New buzzword for ya. (It was a new one on me, at least.)

Last Friday on my way to work I heard this interview on NPR:   A Look at the Modern Press with Brooke Gladstone

Ms. Gladstone talked extensively about building community, which is of course a topic dear to our hearts here at DevCentral.  Her experience has been in using public radio to that end, but she quickly moved to generalize the conversation to include all publicly-accessible media, including websites, since the many separate media to which we're exposed on a daily basis are rapidly converging into highly integrated multi-media front ends.  I was especially intrigued by the discussion of hyper-localization.

"Hyper-localization" is apparently media-speak for unscientific grass roots community polling with the ultimate goal of shedding light on the larger context of seemingly small issues which affect individuals and communities alike, but seem too large, isolated or diverse to formally address on a global scale.  The Internet has fostered very concrete local feedback loops, allowing media outlets to publish real-time surveys corresponding to on-air broadcasts, solicit feedback to articles and blogs, and mine for local content published by "little-J journalists" (aka bloggers).  Ms Gladstone points out, "The anecdotal information you can get from your audience can point you into new and interesting directions."  (For more, check out these interviews about hyper-localization of newspapers .)

It struck me as I listened that, here at DevCentral, we offer a form of technical hyper-localization:  We're pointed in "new and interesting directions" by the specific, real-world questions and examples you post here on DevCentral every day, then we try to tie the common threads together and serve it back up to the global community in the form of tech tips, improved documentation, and new product features.  We all benefit from that real interaction with real customers with fairly universal problems to solve.
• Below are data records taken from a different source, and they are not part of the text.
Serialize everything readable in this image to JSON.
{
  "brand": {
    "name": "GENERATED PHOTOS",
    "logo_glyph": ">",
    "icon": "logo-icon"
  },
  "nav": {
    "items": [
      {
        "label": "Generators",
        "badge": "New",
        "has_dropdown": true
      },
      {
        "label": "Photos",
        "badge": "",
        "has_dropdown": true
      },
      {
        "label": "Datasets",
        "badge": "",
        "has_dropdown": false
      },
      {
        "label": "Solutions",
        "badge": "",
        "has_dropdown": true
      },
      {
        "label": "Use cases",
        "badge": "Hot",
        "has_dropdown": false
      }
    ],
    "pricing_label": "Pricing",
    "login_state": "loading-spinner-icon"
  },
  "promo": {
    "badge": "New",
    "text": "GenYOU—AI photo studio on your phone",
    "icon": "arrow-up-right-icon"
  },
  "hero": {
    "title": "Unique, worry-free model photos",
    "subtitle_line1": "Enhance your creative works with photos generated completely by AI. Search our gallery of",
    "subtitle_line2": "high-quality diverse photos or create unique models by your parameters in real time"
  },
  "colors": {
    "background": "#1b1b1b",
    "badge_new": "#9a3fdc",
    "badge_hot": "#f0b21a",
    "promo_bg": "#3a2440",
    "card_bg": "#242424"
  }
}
So "Thanks!" for being part of our community, and keep the questions and suggestions coming.  We're definitely paying attention, and you could be the inspiration for the next great tech tip or product feature.